When it comes to childhood development, socialising plays a pivotal role in shaping a child’s confidence. As children navigate the world around them, interactions with peers, adults, and the broader community contribute significantly to their social and emotional growth. This article delves into the crucial role of socialisation in fostering confidence in children, examining its impact on various aspects of their development.
Early Socialisation and Emotional Intelligence
Children begin to absorb social cues and learn about emotions from a young age through interactions with their caregivers and peers. Early socialisation lays the foundation for the development of emotional intelligence—a key component of confidence. As children engage in play and communication, they learn to understand and express their emotions, paving the way for healthy social relationships later in life.
Peer Interactions and Self-Esteem
Peer interactions form a significant part of a child’s socialisation process. Positive experiences with peers contribute to the development of self-esteem. Whether through collaborative teamwork or shared activities, children learn to navigate social dynamics, negotiate conflicts, and build a sense of belonging within a peer group. Consider residential stays for older children, such as Brownies holidays, or joining new clubs or playgroups for younger children. These experiences create a supportive environment that boosts their self-esteem and confidence.
Communication Skills and Self-Expression
Socialising provides children with ample opportunities to refine their communication skills. Whether it’s verbal or non-verbal communication, interactions with others encourage children to express themselves effectively. Clear communication is closely linked to confidence, as children who can articulate their thoughts and feelings are more likely to feel empowered and assertive in various social situations.
Exposure to Diversity and Social Adaptability
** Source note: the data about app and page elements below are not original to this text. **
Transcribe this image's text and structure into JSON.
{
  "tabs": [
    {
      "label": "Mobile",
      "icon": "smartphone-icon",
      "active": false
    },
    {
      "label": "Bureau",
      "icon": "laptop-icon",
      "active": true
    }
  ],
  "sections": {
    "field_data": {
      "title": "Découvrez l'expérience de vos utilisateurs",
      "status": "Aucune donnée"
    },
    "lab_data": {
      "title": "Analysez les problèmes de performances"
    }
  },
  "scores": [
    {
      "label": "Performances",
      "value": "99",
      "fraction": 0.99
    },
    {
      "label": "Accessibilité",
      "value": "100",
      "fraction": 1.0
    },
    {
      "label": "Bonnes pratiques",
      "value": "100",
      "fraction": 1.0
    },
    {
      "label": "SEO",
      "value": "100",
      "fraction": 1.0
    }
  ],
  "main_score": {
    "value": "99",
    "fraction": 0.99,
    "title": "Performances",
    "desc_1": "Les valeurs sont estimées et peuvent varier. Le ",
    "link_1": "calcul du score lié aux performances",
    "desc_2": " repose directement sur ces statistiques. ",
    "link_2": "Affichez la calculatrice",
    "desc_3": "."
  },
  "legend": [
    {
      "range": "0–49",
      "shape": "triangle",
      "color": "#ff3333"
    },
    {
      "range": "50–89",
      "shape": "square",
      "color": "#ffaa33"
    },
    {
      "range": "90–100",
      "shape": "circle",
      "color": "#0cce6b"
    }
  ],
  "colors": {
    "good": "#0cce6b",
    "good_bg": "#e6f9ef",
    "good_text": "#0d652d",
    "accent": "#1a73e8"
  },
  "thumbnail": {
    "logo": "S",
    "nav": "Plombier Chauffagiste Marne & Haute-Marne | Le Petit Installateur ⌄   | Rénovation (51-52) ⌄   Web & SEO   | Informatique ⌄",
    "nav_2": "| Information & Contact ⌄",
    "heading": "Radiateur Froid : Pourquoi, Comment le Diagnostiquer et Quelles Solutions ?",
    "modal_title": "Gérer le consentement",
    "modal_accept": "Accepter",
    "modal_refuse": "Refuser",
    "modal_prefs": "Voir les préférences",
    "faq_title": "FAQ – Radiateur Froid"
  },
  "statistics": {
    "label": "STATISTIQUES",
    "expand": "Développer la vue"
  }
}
Interacting with a diverse range of individuals exposes children to different perspectives, cultures, and backgrounds. This exposure fosters social adaptability and a broader understanding of the world. Children who are comfortable navigating diverse social environments are more likely to develop a sense of openness, tolerance, and confidence in their ability to connect with people from various walks of life.
Overcoming Shyness and Building Social Resilience
Some children may naturally be more reserved or shy, making socialisation a crucial tool for helping them overcome these tendencies. They can develop social resilience by gradually exposing shy children to social situations. Encouraging them to interact with others, participate in group activities, and share their ideas helps build their confidence over time.
Team Building and Cooperation
As children engage in group activities and team-based games, they learn the importance of cooperation and teamwork. These experiences contribute to developing interpersonal skills, collaboration, and a sense of shared accomplishment. Through these collaborative efforts, children gain confidence in their abilities and learn to appreciate the value of working together towards a common goal.
Parental Involvement and Support
While peer interactions are vital, the role of parents in facilitating socialisation cannot be overstated. Parents serve as essential guides, offering support, encouragement, and guidance as children navigate social situations. By fostering a positive and inclusive environment at home, parents play a crucial role in building their child’s confidence to navigate the outside world.